Opportunity and Records: I am asking you, "Chasing The Cure," to consider my case file for the TV series. I want to leave no stone unturned in my journey to better health, and this is an opportunity I see to tell the world my story living with a rare birth defect and the impacts and consequences of it. I want to provide others watching and listening to my story that I will keep fighting as long as I live, not to give up, and keep pursuing and persevering. I believe anyone living with a rare and/or undiagnosed condition deserves the best care possible and the right to live a full life. Back in 2004, I had applied to ABC's Extreme Makeover to have my crooked teeth and asymmetrical jaw corrected. My birth defect caused these physical anomalies. Even though I was not accepted on the show, I received a call a year later from my childhood dentist. He heard I had applied to the show, and if accepted on the show, he was willing to cover the travel expenses. When I told him I had not been accepted, he asked me if I still wanted to get my jaw fixed. I acknowledged to him that I did. He covered all the major expenses of my jaw surgery. Moreover, the orthodontist donated his time and did not charge my childhood dentist for any orthodontic work expense incurred, and the oral surgeon reduced some of the cost of the jaw surgery.
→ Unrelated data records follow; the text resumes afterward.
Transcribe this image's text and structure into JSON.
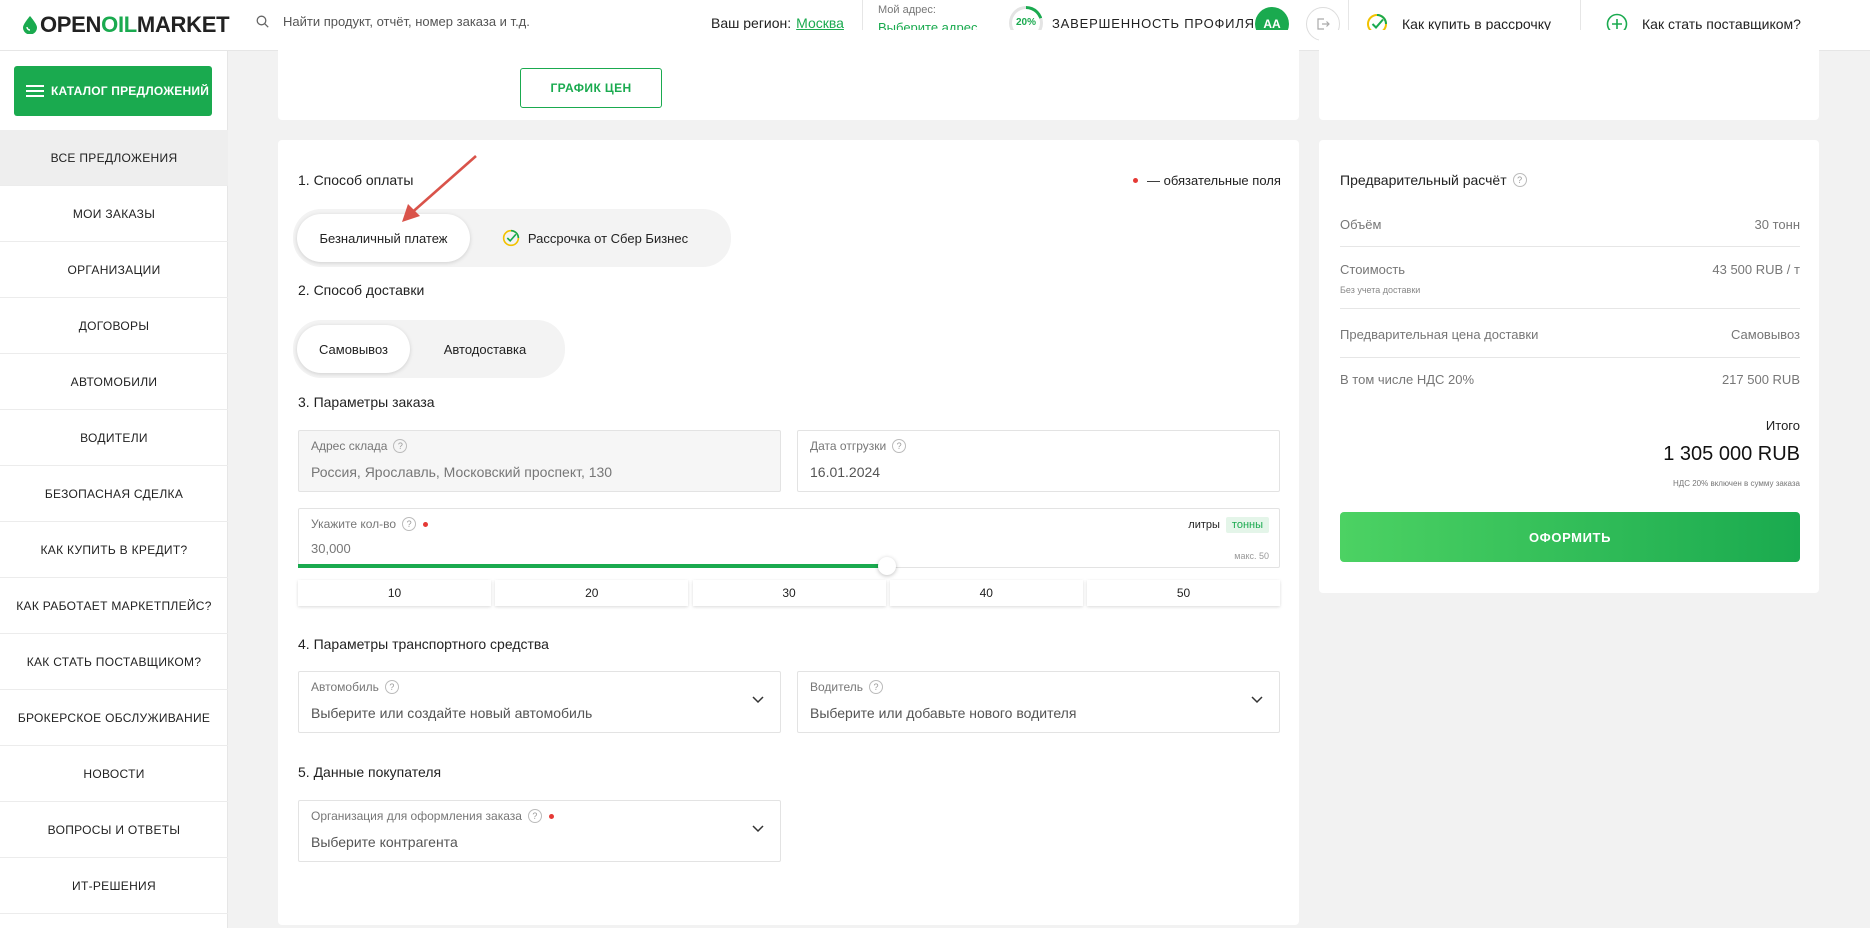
{
  "header": {
    "logo": {
      "open": "OPEN",
      "oil": "OIL",
      "market": "MARKET"
    },
    "search_placeholder": "Найти продукт, отчёт, номер заказа и т.д.",
    "region_label": "Ваш регион:",
    "region_value": "Москва",
    "address_caption": "Мой адрес:",
    "address_link": "Выберите адрес",
    "profile_percent": "20%",
    "profile_progress": 0.2,
    "profile_label": "ЗАВЕРШЕННОСТЬ ПРОФИЛЯ",
    "avatar_initials": "АА",
    "installment_link": "Как купить в рассрочку",
    "supplier_link": "Как стать поставщиком?"
  },
  "sidebar": {
    "catalog_button": "КАТАЛОГ ПРЕДЛОЖЕНИЙ",
    "items": [
      "ВСЕ ПРЕДЛОЖЕНИЯ",
      "МОИ ЗАКАЗЫ",
      "ОРГАНИЗАЦИИ",
      "ДОГОВОРЫ",
      "АВТОМОБИЛИ",
      "ВОДИТЕЛИ",
      "БЕЗОПАСНАЯ СДЕЛКА",
      "КАК КУПИТЬ В КРЕДИТ?",
      "КАК РАБОТАЕТ МАРКЕТПЛЕЙС?",
      "КАК СТАТЬ ПОСТАВЩИКОМ?",
      "БРОКЕРСКОЕ ОБСЛУЖИВАНИЕ",
      "НОВОСТИ",
      "ВОПРОСЫ И ОТВЕТЫ",
      "ИТ-РЕШЕНИЯ"
    ]
  },
  "top_card": {
    "price_chart_button": "ГРАФИК ЦЕН"
  },
  "order": {
    "required_note": "— обязательные поля",
    "payment": {
      "title": "1. Способ оплаты",
      "options": [
        "Безналичный платеж",
        "Рассрочка от Сбер Бизнес"
      ],
      "selected": 0
    },
    "delivery": {
      "title": "2. Способ доставки",
      "options": [
        "Самовывоз",
        "Автодоставка"
      ],
      "selected": 0
    },
    "params": {
      "title": "3. Параметры заказа",
      "warehouse_label": "Адрес склада",
      "warehouse_value": "Россия, Ярославль, Московский проспект, 130",
      "date_label": "Дата отгрузки",
      "date_value": "16.01.2024",
      "qty_label": "Укажите кол-во",
      "qty_value": "30,000",
      "unit_liters": "литры",
      "unit_tons": "тонны",
      "max_label": "макс. 50",
      "slider_value": 30,
      "slider_max": 50,
      "ticks": [
        "10",
        "20",
        "30",
        "40",
        "50"
      ]
    },
    "vehicle": {
      "title": "4. Параметры транспортного средства",
      "car_label": "Автомобиль",
      "car_placeholder": "Выберите или создайте новый автомобиль",
      "driver_label": "Водитель",
      "driver_placeholder": "Выберите или добавьте нового водителя"
    },
    "buyer": {
      "title": "5. Данные покупателя",
      "org_label": "Организация для оформления заказа",
      "org_placeholder": "Выберите контрагента"
    }
  },
  "summary": {
    "title": "Предварительный расчёт",
    "volume_label": "Объём",
    "volume_value": "30 тонн",
    "cost_label": "Стоимость",
    "cost_sub": "Без учета доставки",
    "cost_value": "43 500 RUB / т",
    "delivery_label": "Предварительная цена доставки",
    "delivery_value": "Самовывоз",
    "vat_label": "В том числе НДС 20%",
    "vat_value": "217 500 RUB",
    "total_label": "Итого",
    "total_value": "1 305 000 RUB",
    "total_note": "НДС 20% включен в сумму заказа",
    "submit_button": "ОФОРМИТЬ"
  },
  "colors": {
    "accent": "#1aaa4f",
    "required_dot": "#e53935",
    "annotation_arrow": "#d9534a"
  }
}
I see this TV series as another outlet, lead, and opportunity to potentially better my health. Even if accepted to the show and no genetic and/or medical breakthrough, maybe somebody watching - a doctor, another patient, and/or an interested viewer - can help lead me to better health or know of someone or some medical organization and/or facility that can lead me to better health. I have received all of my pertinent adult medical records. Although I could not retrieve my baby medical records, I have found information online and through human sources to my past that compensate for not recovering my baby records. All the records and information should be beneficial to your efforts in gaining perspective surrounding the mystery of my health. Sincerely, I hope you consider my file case.